NAMUR sensors solve the same applications that standard inductive and capacitive sensors or rotary encoders would—but they are safe to use in hazardous areas. NAMUR output sensors are ideal for applications where the presence of a volatile gas, vapor, dust, or fiber creates a possible hazard.
To prevent an explosion in hazardous areas, these sensors protect the circuit by operating at 8.2 V and less than 5 mA. These levels prevent the device from storing sufficient energy to initiate an explosion. NAMUR sensors are connected to an isolating amplifier, which limits the current and voltage to the sensor and amplifies the signal upon return.
Many of the sensors you use have IO-Link capability built in. But you might not know it, because they can still be used like standard sensors. For instance, all Pepperl+Fuchs IO-Link sensors boot up first in digital IO mode; they will only switch to IO-Link mode when an IO-Link master actively communicates with them.
Controlling the motion of cranes, hoists, and other mobile equipment while avoiding accidents is a vital part of ensuring their safe and efficient operation. Vertical lift applications can be trickier and pose greater risks than working with horizontal conveyor belts, which tend to be more steady and predictable.
When you want to handle identification applications within meat processing facilities, there are numerous challenges you have to overcome:
- Track & trace products through the entire facility
- Track products through multiple processes
- Trace products across various routing channels
Ed. Note: This guest blog post is by Tom Anderson, General Manager of PSI Technics, LTD. and is cowritten with Ann Zecha of WordSpark, LLC.
Radiant heat from manufacturing processes in high-temperature environments can present a challenge for optical sensors used in automated production facilities. Excessive heat in melting, pouring, or similarly demanding industrial applications that exceeds a sensor’s temperature specifications can degrade the measurement quality, damage sensor diodes, and cause unwanted disruption to production. Usage statistics show that for every 18 °F (10 °C) increase in temperature, the diode lifespan of optical sensors is reduced by up to 50%.
Laser barcode scanners have been used in material handling applications for decades. It is an integral part of routing boxes down a conveyor line. The production of products such as liquid soaps, lotions, and shampoo will use barcode readers also. They are used in two places. First, to read the pallets of raw material bottles at the beginning of the production line, then secondly, at the end of the line after barcodes are applied to the bottles.

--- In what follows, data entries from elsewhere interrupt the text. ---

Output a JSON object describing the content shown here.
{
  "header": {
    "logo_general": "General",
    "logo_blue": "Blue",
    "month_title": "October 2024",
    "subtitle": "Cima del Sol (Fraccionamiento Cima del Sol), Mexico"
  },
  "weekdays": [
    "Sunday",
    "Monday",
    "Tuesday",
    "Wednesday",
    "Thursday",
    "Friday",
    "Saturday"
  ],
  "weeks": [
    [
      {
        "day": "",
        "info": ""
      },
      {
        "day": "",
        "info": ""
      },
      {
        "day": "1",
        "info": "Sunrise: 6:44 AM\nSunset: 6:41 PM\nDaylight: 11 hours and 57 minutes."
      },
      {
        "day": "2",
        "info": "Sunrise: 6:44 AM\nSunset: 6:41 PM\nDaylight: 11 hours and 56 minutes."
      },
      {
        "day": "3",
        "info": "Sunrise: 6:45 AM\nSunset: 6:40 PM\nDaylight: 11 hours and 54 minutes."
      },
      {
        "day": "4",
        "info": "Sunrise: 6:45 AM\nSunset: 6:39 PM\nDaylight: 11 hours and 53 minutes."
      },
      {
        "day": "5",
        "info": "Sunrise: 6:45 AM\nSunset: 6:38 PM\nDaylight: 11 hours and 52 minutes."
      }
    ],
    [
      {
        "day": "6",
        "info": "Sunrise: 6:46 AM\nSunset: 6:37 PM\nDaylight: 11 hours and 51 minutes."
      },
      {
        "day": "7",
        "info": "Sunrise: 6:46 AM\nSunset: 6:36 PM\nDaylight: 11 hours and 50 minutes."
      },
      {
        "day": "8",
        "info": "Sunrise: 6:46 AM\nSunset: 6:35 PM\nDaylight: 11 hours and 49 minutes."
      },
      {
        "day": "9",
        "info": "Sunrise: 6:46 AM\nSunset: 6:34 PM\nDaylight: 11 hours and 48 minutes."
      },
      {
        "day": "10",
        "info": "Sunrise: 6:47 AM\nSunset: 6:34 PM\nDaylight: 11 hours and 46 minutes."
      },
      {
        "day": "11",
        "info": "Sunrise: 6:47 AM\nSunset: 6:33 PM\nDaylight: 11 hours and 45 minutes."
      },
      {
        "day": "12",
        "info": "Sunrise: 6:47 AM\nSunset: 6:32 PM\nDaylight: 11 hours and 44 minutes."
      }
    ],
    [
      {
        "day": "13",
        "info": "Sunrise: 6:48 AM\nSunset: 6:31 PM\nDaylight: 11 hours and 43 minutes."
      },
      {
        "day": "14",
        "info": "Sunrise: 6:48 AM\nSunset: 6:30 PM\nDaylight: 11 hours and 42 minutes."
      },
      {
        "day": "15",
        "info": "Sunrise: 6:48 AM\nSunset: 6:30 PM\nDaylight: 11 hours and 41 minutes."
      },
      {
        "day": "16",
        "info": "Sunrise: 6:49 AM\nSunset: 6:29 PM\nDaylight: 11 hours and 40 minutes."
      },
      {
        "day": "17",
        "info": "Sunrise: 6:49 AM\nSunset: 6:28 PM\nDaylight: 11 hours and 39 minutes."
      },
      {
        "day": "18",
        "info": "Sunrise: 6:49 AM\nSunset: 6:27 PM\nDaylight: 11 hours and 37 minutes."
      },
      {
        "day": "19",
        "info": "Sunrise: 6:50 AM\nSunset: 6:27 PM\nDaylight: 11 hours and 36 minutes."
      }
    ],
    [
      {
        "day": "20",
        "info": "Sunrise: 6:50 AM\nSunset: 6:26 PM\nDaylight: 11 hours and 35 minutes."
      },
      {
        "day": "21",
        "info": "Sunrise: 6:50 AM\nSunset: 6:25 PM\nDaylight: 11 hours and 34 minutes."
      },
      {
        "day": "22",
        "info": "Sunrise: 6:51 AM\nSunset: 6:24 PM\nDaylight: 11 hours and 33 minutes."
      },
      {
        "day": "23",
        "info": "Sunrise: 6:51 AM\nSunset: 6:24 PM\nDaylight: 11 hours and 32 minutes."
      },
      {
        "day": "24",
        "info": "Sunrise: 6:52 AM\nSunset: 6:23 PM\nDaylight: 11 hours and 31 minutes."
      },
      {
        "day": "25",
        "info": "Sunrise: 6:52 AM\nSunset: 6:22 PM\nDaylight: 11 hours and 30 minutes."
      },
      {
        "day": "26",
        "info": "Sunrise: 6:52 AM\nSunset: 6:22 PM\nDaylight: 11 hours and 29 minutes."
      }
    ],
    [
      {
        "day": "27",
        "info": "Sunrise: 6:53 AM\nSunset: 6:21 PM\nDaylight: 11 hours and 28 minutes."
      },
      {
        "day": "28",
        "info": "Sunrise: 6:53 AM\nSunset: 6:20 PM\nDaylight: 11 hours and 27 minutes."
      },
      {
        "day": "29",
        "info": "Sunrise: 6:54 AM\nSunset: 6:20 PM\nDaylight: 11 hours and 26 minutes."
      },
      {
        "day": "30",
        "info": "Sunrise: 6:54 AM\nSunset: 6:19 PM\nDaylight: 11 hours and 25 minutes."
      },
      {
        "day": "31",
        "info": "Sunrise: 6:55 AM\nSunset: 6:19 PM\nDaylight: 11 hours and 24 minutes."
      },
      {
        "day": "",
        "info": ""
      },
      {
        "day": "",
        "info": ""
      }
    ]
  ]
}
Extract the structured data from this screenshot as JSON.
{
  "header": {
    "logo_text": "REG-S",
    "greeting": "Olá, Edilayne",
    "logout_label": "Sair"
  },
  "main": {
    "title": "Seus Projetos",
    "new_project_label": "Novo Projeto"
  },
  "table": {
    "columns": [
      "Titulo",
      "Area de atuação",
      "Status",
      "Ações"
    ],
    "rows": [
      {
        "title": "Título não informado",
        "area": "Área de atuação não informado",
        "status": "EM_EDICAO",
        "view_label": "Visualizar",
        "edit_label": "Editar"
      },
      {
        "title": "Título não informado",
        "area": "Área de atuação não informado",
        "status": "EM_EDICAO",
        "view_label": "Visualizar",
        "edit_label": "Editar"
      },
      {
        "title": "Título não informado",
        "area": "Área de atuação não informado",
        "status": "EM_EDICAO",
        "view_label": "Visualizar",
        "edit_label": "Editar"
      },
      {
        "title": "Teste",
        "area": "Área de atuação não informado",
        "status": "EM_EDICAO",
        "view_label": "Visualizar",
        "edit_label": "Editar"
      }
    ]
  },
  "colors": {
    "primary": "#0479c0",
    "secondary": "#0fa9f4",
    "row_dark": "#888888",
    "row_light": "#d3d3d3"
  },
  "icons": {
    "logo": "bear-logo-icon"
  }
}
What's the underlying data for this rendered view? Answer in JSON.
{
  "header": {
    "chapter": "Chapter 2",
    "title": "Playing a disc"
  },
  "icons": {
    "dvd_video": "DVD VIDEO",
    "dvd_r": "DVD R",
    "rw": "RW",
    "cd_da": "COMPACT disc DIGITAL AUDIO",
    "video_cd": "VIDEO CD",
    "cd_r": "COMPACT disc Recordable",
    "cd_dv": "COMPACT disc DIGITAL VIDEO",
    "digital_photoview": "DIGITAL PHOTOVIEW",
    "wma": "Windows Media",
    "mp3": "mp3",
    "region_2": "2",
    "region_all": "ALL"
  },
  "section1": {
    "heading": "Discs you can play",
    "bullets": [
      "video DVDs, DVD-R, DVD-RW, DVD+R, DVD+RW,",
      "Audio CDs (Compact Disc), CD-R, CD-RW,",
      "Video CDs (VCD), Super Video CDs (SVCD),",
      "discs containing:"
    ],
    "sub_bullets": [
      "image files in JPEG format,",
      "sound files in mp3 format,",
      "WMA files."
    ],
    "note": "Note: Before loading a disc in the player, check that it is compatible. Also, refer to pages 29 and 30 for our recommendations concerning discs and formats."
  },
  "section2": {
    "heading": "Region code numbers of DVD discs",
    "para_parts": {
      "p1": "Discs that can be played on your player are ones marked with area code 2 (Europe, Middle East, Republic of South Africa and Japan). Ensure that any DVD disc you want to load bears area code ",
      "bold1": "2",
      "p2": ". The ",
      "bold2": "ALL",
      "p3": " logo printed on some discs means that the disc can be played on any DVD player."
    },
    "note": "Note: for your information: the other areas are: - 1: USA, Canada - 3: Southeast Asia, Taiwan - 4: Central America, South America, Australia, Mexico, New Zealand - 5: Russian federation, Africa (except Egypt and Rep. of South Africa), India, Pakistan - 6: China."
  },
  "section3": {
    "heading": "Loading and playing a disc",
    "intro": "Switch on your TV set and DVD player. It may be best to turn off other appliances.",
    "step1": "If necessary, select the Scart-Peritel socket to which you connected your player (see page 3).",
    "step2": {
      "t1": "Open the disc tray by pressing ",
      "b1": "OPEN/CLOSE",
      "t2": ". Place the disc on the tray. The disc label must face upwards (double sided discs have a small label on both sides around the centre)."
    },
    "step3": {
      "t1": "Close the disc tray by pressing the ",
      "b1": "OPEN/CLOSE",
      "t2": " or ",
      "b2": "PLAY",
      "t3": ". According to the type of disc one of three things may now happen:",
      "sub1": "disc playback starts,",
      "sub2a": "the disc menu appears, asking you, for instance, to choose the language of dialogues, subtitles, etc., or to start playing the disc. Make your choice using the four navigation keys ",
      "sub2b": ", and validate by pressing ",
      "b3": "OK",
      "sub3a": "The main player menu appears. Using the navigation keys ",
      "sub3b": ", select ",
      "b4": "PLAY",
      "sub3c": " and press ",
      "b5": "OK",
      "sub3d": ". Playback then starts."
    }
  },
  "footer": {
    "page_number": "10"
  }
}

The barcode readers have to read at very high read rates of over 200 bottles per minute.
Everyone has their own idea of what an industrial sensor is and what it does. But you might be surprised at how many of these ideas are inaccurate. Here are several misconceptions about industrial sensors:
Let’s take a look at ten scenarios below and determine what would be the best inductive sensing solution.
Inductive sensors are designed for the detection of metal targets at close range and are a popular choice for use as proximity switches in factory automation applications. Carbon steel is the typical target material for these sensors, but in some industries, stainless steel is more common. There are also certain cases when either both types of steel must be detected by the same sensor, or one sensor is needed to be able to distinguish between the two.